(b) Challenge: What does this object/scene tell me about the challenge(s) I presently face with respect to my question?
(c) Way Forward: What does this object/scene tell me about moving forward with respect to my question?
Here’s how it works: When I find my first object, I contemplate how it speaks to (a) above. For instance, I might notice a branch lying on the ground that has been torn from a tree in a recent storm. Some voice within me might observe, “This is how I’m feeling right now, like a branch torn from a tree.” The reason why I felt this way may not be readily apparent at first, so I ask myself, “What does this branch tell me about my present situation?” After contemplating the branch a bit, I may realize that I’m feeling like I need to cut something out of my life that has been life-bearing in the past, but now needs to be cast off. Perhaps it’s an obligation that was meaningful for me for a long time, but now feels like a burden.
As I continue my walk, I think about this obligation and why I feel like I need to be done with it. I keep pondering this obligation, and how I would cast it off until the next object grabs my attention. This could be one minute later or twenty minutes. One never knows. Once I find the next object, I move on to (b), asking, “What does this object tell me about what stands in the way of my casting my obligation off?”
Perhaps the object that caught my attention reminds me of a certain person, and I realize that the person who came to mind might feel hurt or angry if I were to cease my obligation. So I begin to think about how this person might actually feel (and how I can be so sure), and how I might respond to this person. I do this until the next object catches my attention and I ask, (c) what does this object tell me about the way forward?
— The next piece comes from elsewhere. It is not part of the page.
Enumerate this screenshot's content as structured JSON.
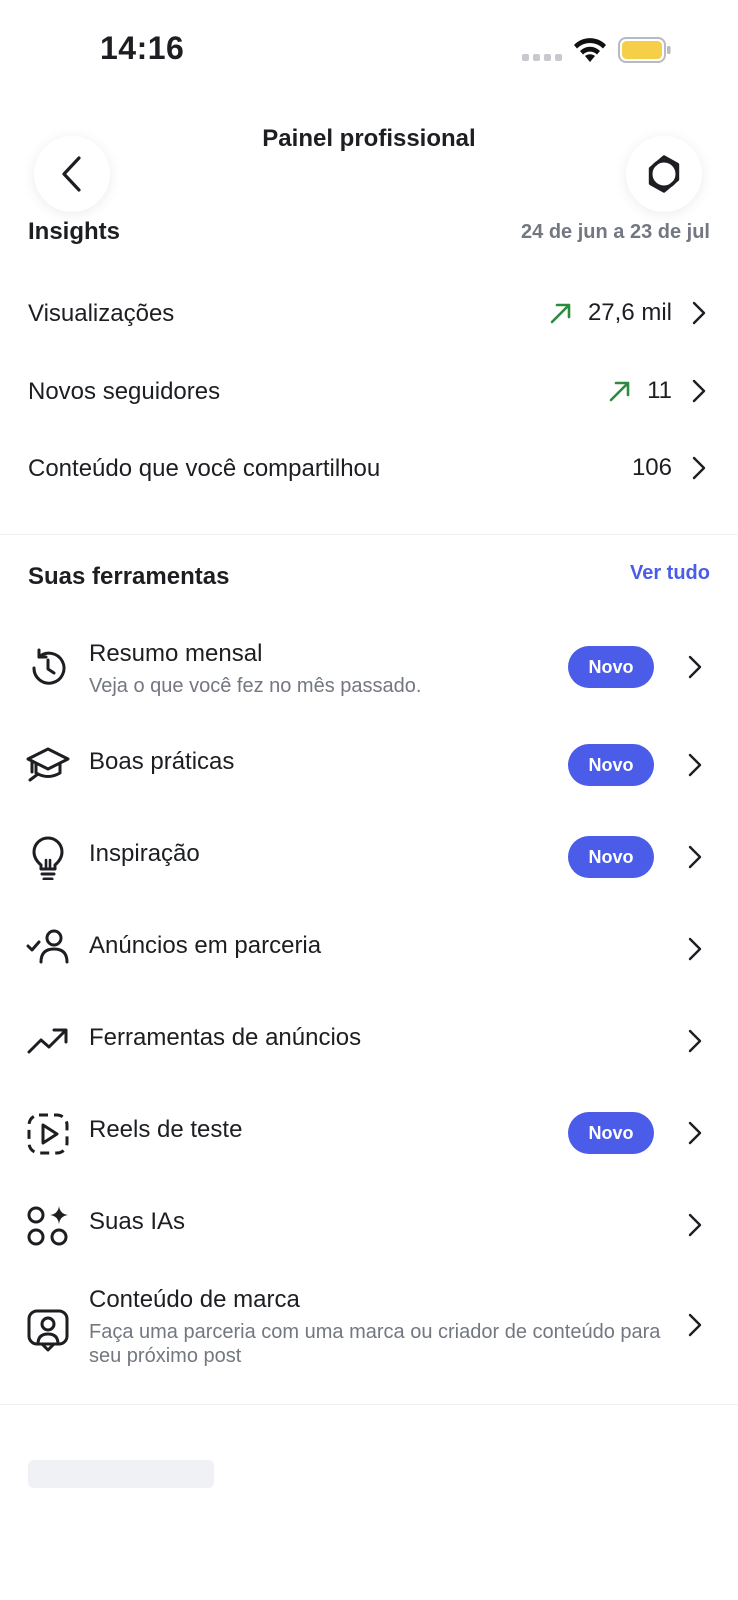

Sometimes I encounter “false starts.” That is, an object or scene grabs my attention, but when I start scratching around for connections to my situation, I simply come up with a bunch of nothing. Rather than hang on too tightly to something that’s unhelpful, I mentally let go of that object/scene and look for others. I find this a helpful practice because lots of things in nature catch my attention but a much more limited number seem “significant” in terms of how they may speak to me.
I trust that my subconscious awareness, which tends to be more open to the Spirit because it has less guards up, is far quicker at processing what’s before me than my conscious mind. If an object grabs my attention while I’m intentionally trying to be open to the Spirit, I figure there’s a good chance that my subconscious has been in “conversation” with that object or scene well before I have been aware of it. But if I’m not “getting it” with respect to a particular object after several minutes of contemplating it, I simply move on.
Why not turn your next walk in nature into walking meditation? Find a question that is important to you, then go for a walk using the above three themes as a guide. You may never look at a tree, or a patch of grass, or a pile of leaves the same again!